High-risk injuries: include those involving

  • hollow bore needles with visible blood
  • percutaneous injury from a needle that was in an artery or vein of the source patient
  • Mucocutaneous exposure involves large volumes of blood from a source patient with a plasma HIV viral load more than 1500 copies/µL,. Transmission is estimated to be as low as 0.09% (1/1000) for a splash of infectious body fluid to mucous membranes or broken skin.

Non-Healthcare Associated Exposures

Possible exposure include

  1. sexual contact
  2. injection drug use,
  3. body fluids contact through broken skin or mucous membranes.

High risk exposures:

  1. receptive anal intercourse
  2. presence of genital ulcerative disease
  3. receptive vaginal intercourse and insertive vaginal intercourse
  4. IVDU w/ contaminated needle

*See shownotes for additional notes on PEP (post-exposure prophylaxis)

[2] What is Coccidiomycosis?

  • Valley Fever!!! Fungal infection usually causing respiratory illness, possible extra-pulmonary disease as well
  • Think about in HIV/AIDS snowbirds (traveling patients) that visit the southwestern USA

[3] Name common ART agents and their adverse effects

Source: UpToDate

ART Drug ClassAdverse effects

Eg enfuvirtide

local cutaneous reactions

Eg Tenofovir disoproxil fumarate

Mitochondrial toxicity: manifest as peripheral neuropathy, pancreatitis, lipoatrophy, and/or hepatic steatosis. “black box” warnings for lactic acidosis
NON-NUCLEOSIDE REVERSE TRANSCRIPTASE INHIBITORS (NNRTIS)(efavirenz and rilpivirine) can result in neurologic and psychiatric side effects.

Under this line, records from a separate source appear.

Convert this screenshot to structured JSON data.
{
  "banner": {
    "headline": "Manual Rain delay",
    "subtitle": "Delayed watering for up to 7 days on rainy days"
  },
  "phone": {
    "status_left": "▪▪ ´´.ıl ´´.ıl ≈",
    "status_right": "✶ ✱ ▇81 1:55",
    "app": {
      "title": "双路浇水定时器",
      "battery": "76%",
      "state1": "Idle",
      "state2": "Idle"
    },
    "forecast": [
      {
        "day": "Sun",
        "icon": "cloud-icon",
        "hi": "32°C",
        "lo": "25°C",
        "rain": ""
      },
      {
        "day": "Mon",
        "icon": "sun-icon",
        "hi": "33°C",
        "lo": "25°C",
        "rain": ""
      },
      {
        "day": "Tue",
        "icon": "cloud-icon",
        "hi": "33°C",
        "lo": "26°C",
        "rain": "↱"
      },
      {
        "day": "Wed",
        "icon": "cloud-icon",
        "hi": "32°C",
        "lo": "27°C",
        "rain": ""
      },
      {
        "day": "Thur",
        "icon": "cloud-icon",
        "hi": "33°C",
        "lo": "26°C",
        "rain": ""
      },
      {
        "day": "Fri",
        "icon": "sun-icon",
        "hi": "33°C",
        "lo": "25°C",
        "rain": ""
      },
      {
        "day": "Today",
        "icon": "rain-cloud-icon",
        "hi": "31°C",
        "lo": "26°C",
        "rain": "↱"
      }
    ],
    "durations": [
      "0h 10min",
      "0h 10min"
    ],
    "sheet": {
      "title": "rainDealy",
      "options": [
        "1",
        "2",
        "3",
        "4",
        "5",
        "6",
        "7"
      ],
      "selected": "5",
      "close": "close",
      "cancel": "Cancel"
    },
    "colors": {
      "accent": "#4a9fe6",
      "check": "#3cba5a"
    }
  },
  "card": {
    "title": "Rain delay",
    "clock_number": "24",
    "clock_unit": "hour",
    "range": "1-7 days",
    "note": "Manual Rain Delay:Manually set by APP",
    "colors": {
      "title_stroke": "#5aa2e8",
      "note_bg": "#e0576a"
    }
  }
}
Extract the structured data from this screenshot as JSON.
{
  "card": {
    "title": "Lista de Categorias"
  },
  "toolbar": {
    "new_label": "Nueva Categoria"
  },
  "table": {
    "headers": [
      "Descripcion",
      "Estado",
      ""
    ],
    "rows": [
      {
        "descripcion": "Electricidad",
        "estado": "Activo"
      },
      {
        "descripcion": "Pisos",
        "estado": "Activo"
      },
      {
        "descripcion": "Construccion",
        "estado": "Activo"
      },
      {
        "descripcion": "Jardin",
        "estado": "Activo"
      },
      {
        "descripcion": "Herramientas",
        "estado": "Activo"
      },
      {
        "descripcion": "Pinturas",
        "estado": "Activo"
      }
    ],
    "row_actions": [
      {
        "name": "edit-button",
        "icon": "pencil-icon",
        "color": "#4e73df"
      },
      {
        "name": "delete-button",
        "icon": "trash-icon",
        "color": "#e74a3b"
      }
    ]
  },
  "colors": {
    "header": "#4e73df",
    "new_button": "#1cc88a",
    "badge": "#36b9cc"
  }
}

Eg Raltegravir

insomnia and dizziness / depression / suicide

Eg Darunavir

insulin resistance, hyperglycemia, diabetes, hyperlipidemia, lipodystrophy, hepatotoxicity, bleeding in patients with hemophilia, and PR interval prolongation

This post was uploaded and copyedited by Owen Scheirer (@OwenGregg1)

Adam Thomas

CRACKCast Co-founder and newly minted FRCPC emergency physician from the University of British Columbia. Currently spending his days between a fellowship in critical care and making sure his toddler survives past age 5.
Chris Lipp is one of the founding Fathers for CrackCast. He currently divides his time as an EM Physician in Calgary (SHC/FMC) and in Sports Medicine (Innovative Sport Medicine Calgary). His interests are in paediatrics, endurance sports, exercise as medicine, and wilderness medical education. When he isn’t outdoors with his family, he's brewing a coffee or dreaming up an adventure…..